Your commute might be really boring, but at least its safer than riding perched on the top of a speeding train with nothing to hold on to. That’s the daily experience for many commuters and travellers in Bangladesh. Sometimes people ride on train roofs or between cars because the compartments below are full, but most often it’s to avoid paying the fare.
Since 2006 photographer GMB Akash has been capturing these people in a series called “Nothing to Hold On To.” He found that most are low income workers, and depending on how far they live from the city, some spend hours each day riding hundreds of miles just to get to work.
I wanted to draw attention to the danger the stowaways expose themselves to; gruesome accidents are routine for free riders,” says Akash. “There is nothing to hold on to and it is very difficult to keep your footing. On a recent ride, I spoke to Majed Miya, a carpenter who has traveled on the roof for two decades. Miya said he enjoys riding on the roof: ‘no one really disturbs me there, except the fear of death.’
As Akash’s long exposure images convey, the journey to work is an incredibly dangerous one, where regular accidents occur and often end fatally. Especially dangerous is the winter, when wet roofs become slippery.
In winter,” explains Akash, “the surface of the train gets slippery, and once I stepped without concern and fell. It is difficult to take pictures in the opposite direction to the running train. Alongside other passengers I have faced terrible winter, unwanted rains and continual heat on the top of the train.

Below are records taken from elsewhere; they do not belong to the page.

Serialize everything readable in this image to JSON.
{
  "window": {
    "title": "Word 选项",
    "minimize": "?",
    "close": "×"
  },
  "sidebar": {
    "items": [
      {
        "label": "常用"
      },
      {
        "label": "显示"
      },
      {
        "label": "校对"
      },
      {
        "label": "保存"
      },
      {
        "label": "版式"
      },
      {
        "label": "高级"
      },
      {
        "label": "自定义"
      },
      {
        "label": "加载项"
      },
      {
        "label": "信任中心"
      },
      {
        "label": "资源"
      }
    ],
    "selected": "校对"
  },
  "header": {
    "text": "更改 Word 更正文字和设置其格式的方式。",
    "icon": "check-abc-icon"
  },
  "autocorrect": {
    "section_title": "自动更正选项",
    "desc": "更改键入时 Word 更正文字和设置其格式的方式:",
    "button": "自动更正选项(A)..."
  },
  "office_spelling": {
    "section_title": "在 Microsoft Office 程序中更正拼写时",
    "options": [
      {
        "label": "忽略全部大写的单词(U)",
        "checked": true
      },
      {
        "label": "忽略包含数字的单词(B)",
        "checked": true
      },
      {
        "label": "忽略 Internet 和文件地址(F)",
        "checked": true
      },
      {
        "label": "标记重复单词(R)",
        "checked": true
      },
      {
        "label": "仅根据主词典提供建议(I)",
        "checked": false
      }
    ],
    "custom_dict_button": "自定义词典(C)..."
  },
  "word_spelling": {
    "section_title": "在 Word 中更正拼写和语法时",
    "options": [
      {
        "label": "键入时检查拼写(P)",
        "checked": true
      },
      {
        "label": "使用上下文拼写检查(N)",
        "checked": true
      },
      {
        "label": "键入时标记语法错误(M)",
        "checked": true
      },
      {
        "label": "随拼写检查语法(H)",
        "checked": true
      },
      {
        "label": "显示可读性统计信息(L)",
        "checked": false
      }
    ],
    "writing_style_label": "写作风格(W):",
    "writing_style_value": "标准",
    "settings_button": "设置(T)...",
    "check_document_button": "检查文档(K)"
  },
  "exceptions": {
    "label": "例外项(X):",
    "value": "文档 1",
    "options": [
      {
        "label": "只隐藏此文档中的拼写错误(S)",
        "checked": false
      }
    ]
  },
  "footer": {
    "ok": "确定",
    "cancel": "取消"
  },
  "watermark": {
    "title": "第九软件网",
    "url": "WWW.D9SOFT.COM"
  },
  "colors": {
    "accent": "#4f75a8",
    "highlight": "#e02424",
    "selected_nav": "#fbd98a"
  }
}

Find more in this series along with Akash’s other exceptional work on his personal website.